Theft Prevention Strategies

The good news is that in addition to protecting your equipment with the appropriate insurance, there are also measures you can take to significantly decrease the chance of a theft in the first place.  Here are some theft prevention strategies from the NCIB. 

  • Install hidden fuel shut-off systems.
     
  • Remove fuses and circuit breakers when equipment is unattended.
     
  • Render equipment immobile or difficult to move after hours or on weekends by clustering it in a “wagon circle.” Place more easily transported items, such as generators and compressors, in the middle of the circle surrounded by larger pieces of equipment.
     
  • Maintain a photo archive and a specific list of the PIN and component part serial numbers of each piece of heavy equipment in a central location.

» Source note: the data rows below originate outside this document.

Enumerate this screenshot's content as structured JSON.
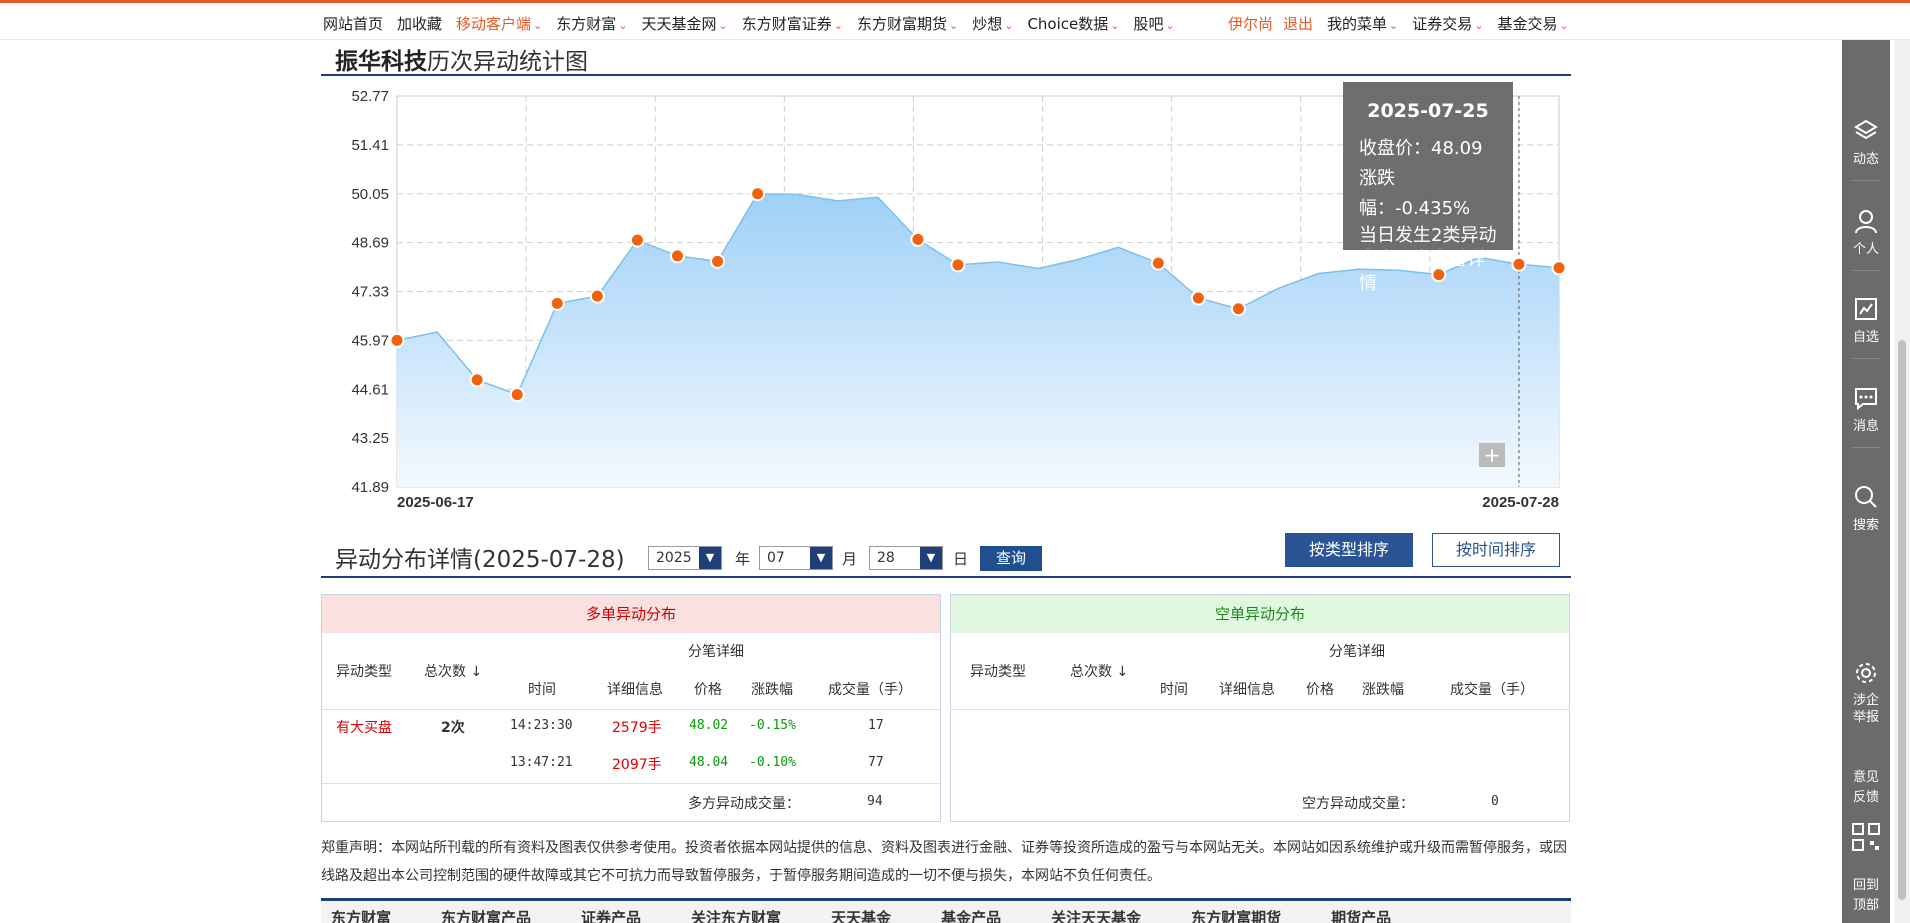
{
  "nav": {
    "left": [
      {
        "label": "网站首页",
        "orange": false,
        "caret": false
      },
      {
        "label": "加收藏",
        "orange": false,
        "caret": false
      },
      {
        "label": "移动客户端",
        "orange": true,
        "caret": true
      },
      {
        "label": "东方财富",
        "orange": false,
        "caret": true
      },
      {
        "label": "天天基金网",
        "orange": false,
        "caret": true
      },
      {
        "label": "东方财富证券",
        "orange": false,
        "caret": true
      },
      {
        "label": "东方财富期货",
        "orange": false,
        "caret": true
      },
      {
        "label": "炒想",
        "orange": false,
        "caret": true
      },
      {
        "label": "Choice数据",
        "orange": false,
        "caret": true
      },
      {
        "label": "股吧",
        "orange": false,
        "caret": true
      }
    ],
    "user": "伊尔尚",
    "logout": "退出",
    "right": [
      {
        "label": "我的菜单",
        "caret": true
      },
      {
        "label": "证券交易",
        "caret": true
      },
      {
        "label": "基金交易",
        "caret": true
      }
    ]
  },
  "section1": {
    "stock_name": "振华科技",
    "title_suffix": "历次异动统计图"
  },
  "tooltip": {
    "date": "2025-07-25",
    "close": "收盘价：48.09",
    "change": "涨跌幅：-0.435%",
    "note1": "当日发生2类异动",
    "note2": "点击圆点查看详情"
  },
  "chart_data": {
    "type": "area",
    "y_ticks": [
      "52.77",
      "51.41",
      "50.05",
      "48.69",
      "47.33",
      "45.97",
      "44.61",
      "43.25",
      "41.89"
    ],
    "ylim": [
      41.89,
      52.77
    ],
    "x_start_label": "2025-06-17",
    "x_end_label": "2025-07-28",
    "grid": true,
    "series": [
      {
        "values": [
          45.97,
          46.2,
          44.87,
          44.46,
          47.0,
          47.2,
          48.76,
          48.32,
          48.17,
          50.05,
          50.03,
          49.85,
          49.95,
          48.78,
          48.07,
          48.15,
          47.97,
          48.22,
          48.56,
          48.12,
          47.15,
          46.85,
          47.42,
          47.83,
          47.95,
          47.92,
          47.8,
          48.28,
          48.09,
          47.99
        ],
        "markers": [
          0,
          2,
          3,
          4,
          5,
          6,
          7,
          8,
          9,
          13,
          14,
          19,
          20,
          21,
          26,
          28,
          29
        ]
      }
    ]
  },
  "section2": {
    "title": "异动分布详情(2025-07-28)",
    "year": "2025",
    "year_unit": "年",
    "month": "07",
    "month_unit": "月",
    "day": "28",
    "day_unit": "日",
    "query": "查询",
    "sort_type": "按类型排序",
    "sort_time": "按时间排序"
  },
  "long_table": {
    "title": "多单异动分布",
    "col_type": "异动类型",
    "col_count": "总次数",
    "col_detail": "分笔详细",
    "col_time": "时间",
    "col_info": "详细信息",
    "col_price": "价格",
    "col_change": "涨跌幅",
    "col_volume": "成交量（手）",
    "type": "有大买盘",
    "count": "2次",
    "rows": [
      {
        "time": "14:23:30",
        "info": "2579手",
        "price": "48.02",
        "change": "-0.15%",
        "volume": "17"
      },
      {
        "time": "13:47:21",
        "info": "2097手",
        "price": "48.04",
        "change": "-0.10%",
        "volume": "77"
      }
    ],
    "total_label": "多方异动成交量：",
    "total_value": "94"
  },
  "short_table": {
    "title": "空单异动分布",
    "col_type": "异动类型",
    "col_count": "总次数",
    "col_detail": "分笔详细",
    "col_time": "时间",
    "col_info": "详细信息",
    "col_price": "价格",
    "col_change": "涨跌幅",
    "col_volume": "成交量（手）",
    "total_label": "空方异动成交量：",
    "total_value": "0"
  },
  "disclaimer": "郑重声明：本网站所刊载的所有资料及图表仅供参考使用。投资者依据本网站提供的信息、资料及图表进行金融、证券等投资所造成的盈亏与本网站无关。本网站如因系统维护或升级而需暂停服务，或因线路及超出本公司控制范围的硬件故障或其它不可抗力而导致暂停服务，于暂停服务期间造成的一切不便与损失，本网站不负任何责任。",
  "footer": [
    "东方财富",
    "东方财富产品",
    "证券产品",
    "关注东方财富",
    "天天基金",
    "基金产品",
    "关注天天基金",
    "东方财富期货",
    "期货产品"
  ],
  "sidebar": {
    "dynamic": "动态",
    "personal": "个人",
    "watchlist": "自选",
    "messages": "消息",
    "search": "搜索",
    "report_1": "涉企",
    "report_2": "举报",
    "feedback_1": "意见",
    "feedback_2": "反馈",
    "top_1": "回到",
    "top_2": "顶部"
  }
}
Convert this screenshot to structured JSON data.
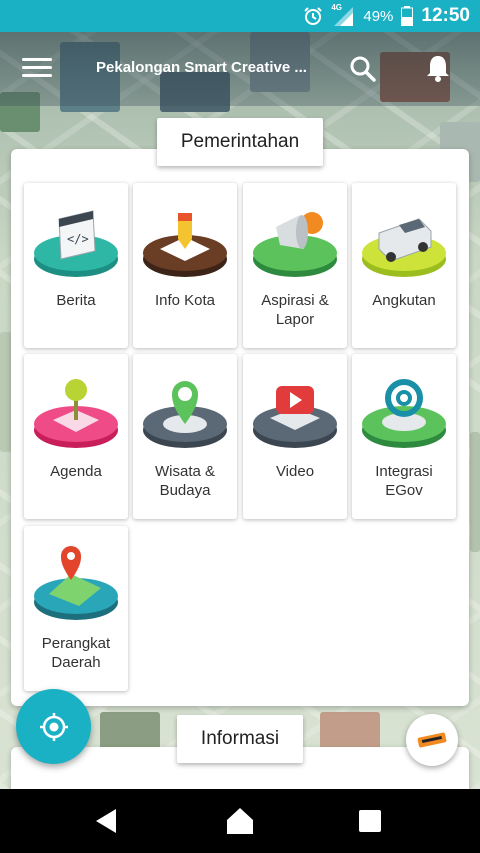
{
  "status_bar": {
    "network": "4G",
    "battery": "49%",
    "time": "12:50"
  },
  "header": {
    "title": "Pekalongan Smart Creative ..."
  },
  "sections": {
    "pemerintahan": "Pemerintahan",
    "informasi": "Informasi"
  },
  "tiles": [
    {
      "label": "Berita",
      "icon": "news-icon"
    },
    {
      "label": "Info Kota",
      "icon": "city-info-icon"
    },
    {
      "label": "Aspirasi &\nLapor",
      "icon": "report-icon"
    },
    {
      "label": "Angkutan",
      "icon": "transport-icon"
    },
    {
      "label": "Agenda",
      "icon": "agenda-icon"
    },
    {
      "label": "Wisata &\nBudaya",
      "icon": "tourism-icon"
    },
    {
      "label": "Video",
      "icon": "video-icon"
    },
    {
      "label": "Integrasi\nEGov",
      "icon": "egov-icon"
    },
    {
      "label": "Perangkat\nDaerah",
      "icon": "regional-device-icon"
    }
  ],
  "colors": {
    "accent": "#1ab1c5",
    "brand_orange": "#f28a22"
  }
}
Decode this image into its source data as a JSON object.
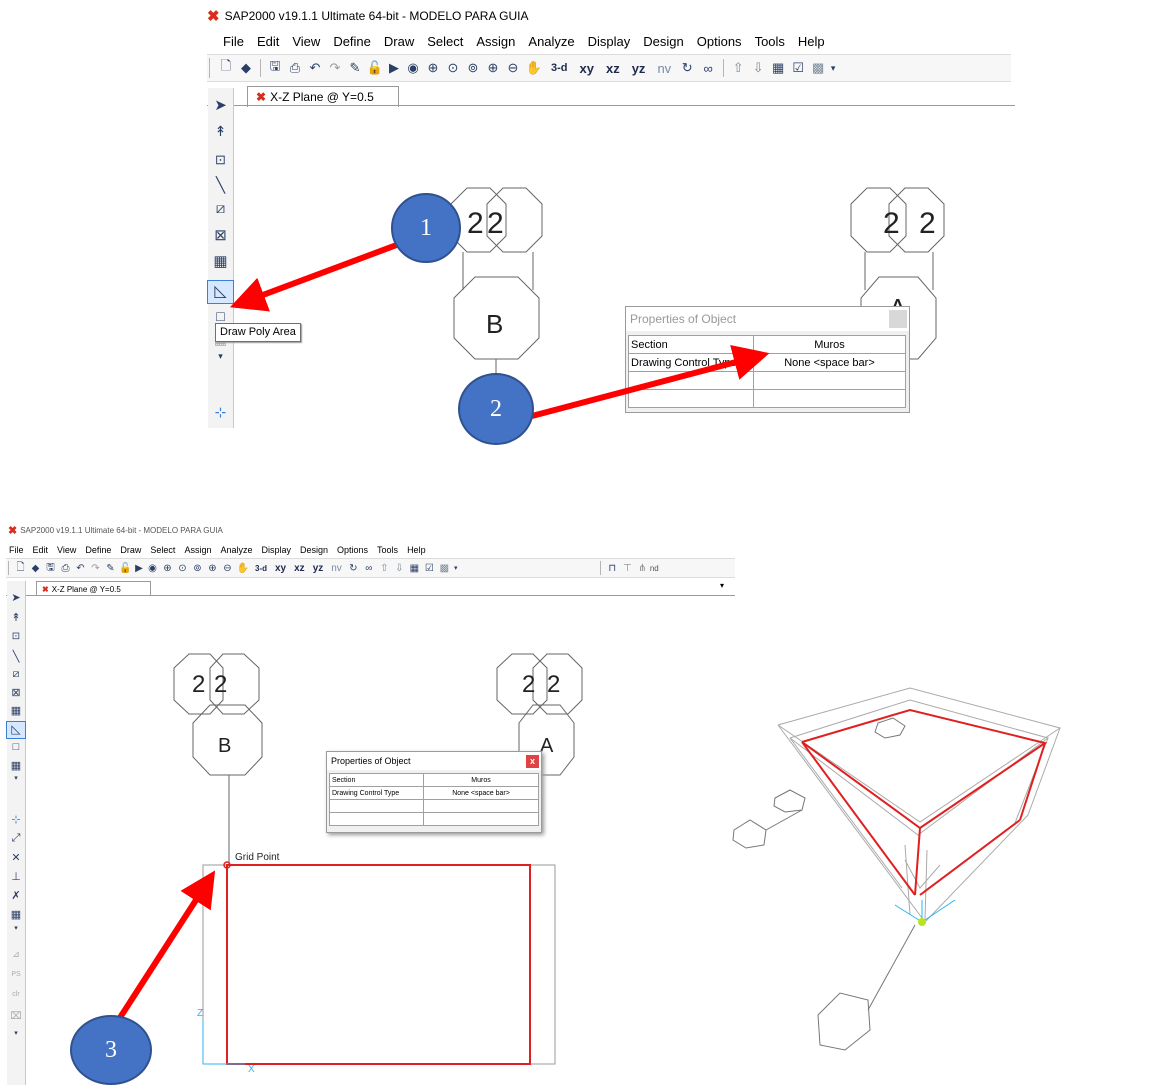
{
  "app": {
    "title": "SAP2000 v19.1.1 Ultimate 64-bit - MODELO PARA GUIA",
    "logo_glyph": "✖",
    "accent_color": "#d62e1e"
  },
  "menu": [
    "File",
    "Edit",
    "View",
    "Define",
    "Draw",
    "Select",
    "Assign",
    "Analyze",
    "Display",
    "Design",
    "Options",
    "Tools",
    "Help"
  ],
  "toolbar": {
    "icons": [
      "new-model-icon",
      "open-icon",
      "save-icon",
      "print-icon",
      "undo-icon",
      "redo-icon",
      "pencil-icon",
      "lock-icon",
      "run-icon",
      "run-now-icon",
      "zoom-window-icon",
      "zoom-restore-icon",
      "zoom-previous-icon",
      "zoom-in-icon",
      "zoom-out-icon",
      "pan-icon"
    ],
    "view_labels": [
      "3-d",
      "xy",
      "xz",
      "yz",
      "nv"
    ],
    "right_icons": [
      "rotate-icon",
      "glasses-icon",
      "move-up-icon",
      "move-down-icon",
      "grid-icon",
      "check-icon",
      "set-display-icon"
    ],
    "bottom_extra": "nd"
  },
  "tab": {
    "label": "X-Z Plane @ Y=0.5"
  },
  "side_toolbar_top": [
    "pointer-icon",
    "reshape-icon",
    "draw-joint-icon",
    "draw-frame-icon",
    "quick-draw-frame-icon",
    "draw-braces-icon",
    "quick-draw-area-icon",
    "draw-poly-area-icon",
    "draw-rectangle-area-icon",
    "draw-area-grid-icon"
  ],
  "side_toolbar_bottom": [
    "snap-points-icon",
    "snap-ends-icon",
    "snap-intersections-icon",
    "snap-perpendicular-icon",
    "snap-lines-icon",
    "snap-fine-grid-icon",
    "ps-icon",
    "clr-icon",
    "lock-snap-icon"
  ],
  "tooltip": {
    "label": "Draw Poly Area"
  },
  "grid_bubbles": {
    "top": [
      "2",
      "2",
      "2",
      "2"
    ],
    "middle": [
      "B",
      "A"
    ]
  },
  "properties": {
    "title": "Properties of Object",
    "rows": [
      {
        "label": "Section",
        "value": "Muros"
      },
      {
        "label": "Drawing Control Type",
        "value": "None  <space bar>"
      },
      {
        "label": "",
        "value": ""
      },
      {
        "label": "",
        "value": ""
      }
    ],
    "close_glyph": "x"
  },
  "canvas": {
    "grid_point_label": "Grid Point",
    "axis_z": "Z",
    "axis_x": "X"
  },
  "callouts": [
    "1",
    "2",
    "3"
  ],
  "colors": {
    "arrow": "#ff0000",
    "callout": "#4472c4",
    "polygon": "#e02020"
  }
}
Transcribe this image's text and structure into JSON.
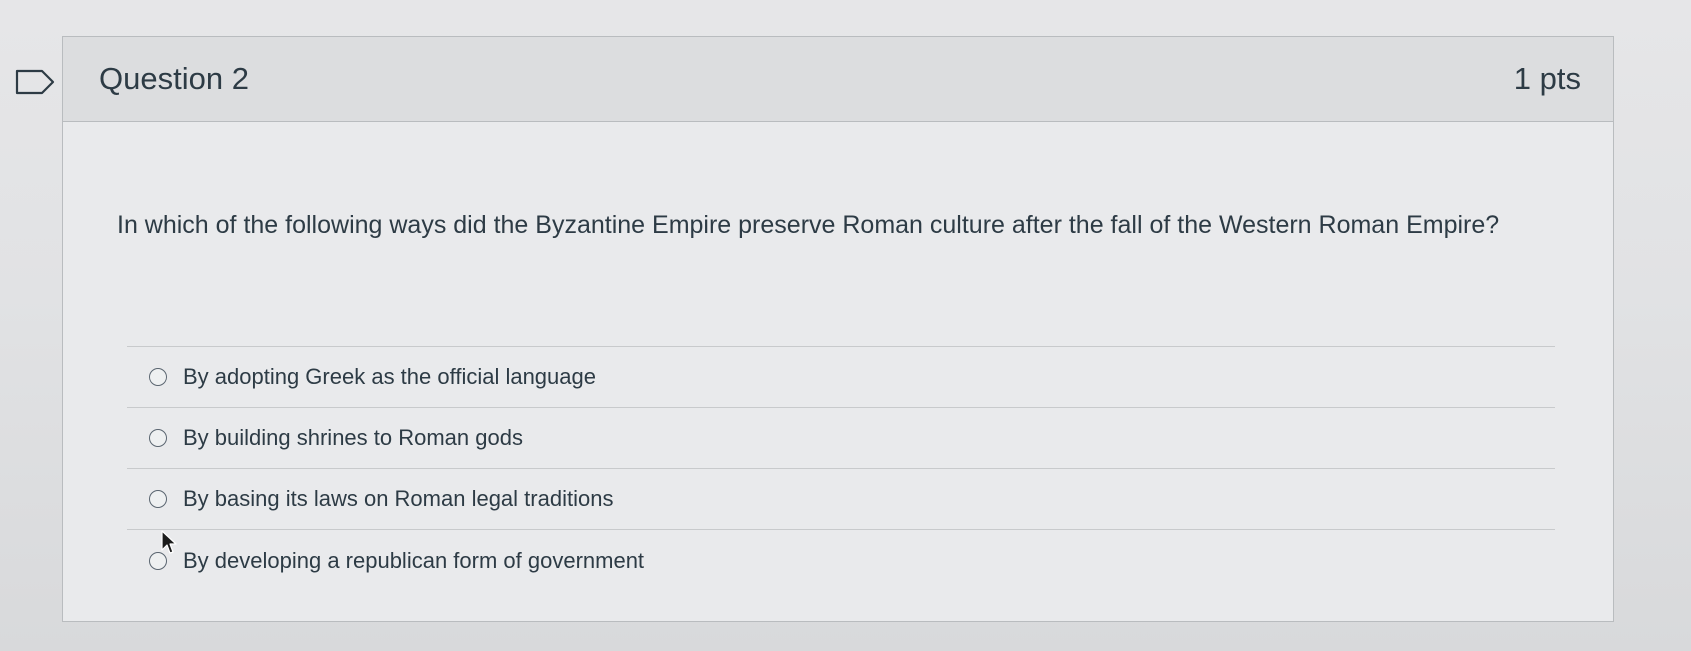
{
  "question": {
    "title": "Question 2",
    "points": "1 pts",
    "text": "In which of the following ways did the Byzantine Empire preserve Roman culture after the fall of the Western Roman Empire?",
    "answers": [
      {
        "label": "By adopting Greek as the official language"
      },
      {
        "label": "By building shrines to Roman gods"
      },
      {
        "label": "By basing its laws on Roman legal traditions"
      },
      {
        "label": "By developing a republican form of government"
      }
    ]
  },
  "icons": {
    "flag": "flag-icon",
    "cursor": "mouse-pointer-icon"
  }
}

Stamp or engrave equipment parts with identifying marks, numbers, or corporate logos.
     
  • Use hydro locks to fix articulated equipment in a curved position, preventing it from traveling in a straight line.
     
  • Use sleeve locks to fix backhoe pads in an extended position, keeping wheels off the ground.

Play it Smart: Insure Your Heavy Equipment

Call us today to get insurance for your heavy equipmentSince no amount of prevention will stop every thief, it’s important that you contact an American Insuring Group agent at (800) 947-1270 or (610) 775-3848 to make sure that you have the right insurance for your expensive heavy equipment in the event of a theft.

Tags: Construction Equipment Insurance, Commercial Insurance Allentown PA, Commercial Insurance Lancaster PA, Commercial Insurance Harrisburg PA, Heavy Equipment Insurance, Commercial Insurance, Commercial Insurance Reading PA, Business Insurance, Commercial Insurance Philadelphia PA, Commercial Insurance Berks County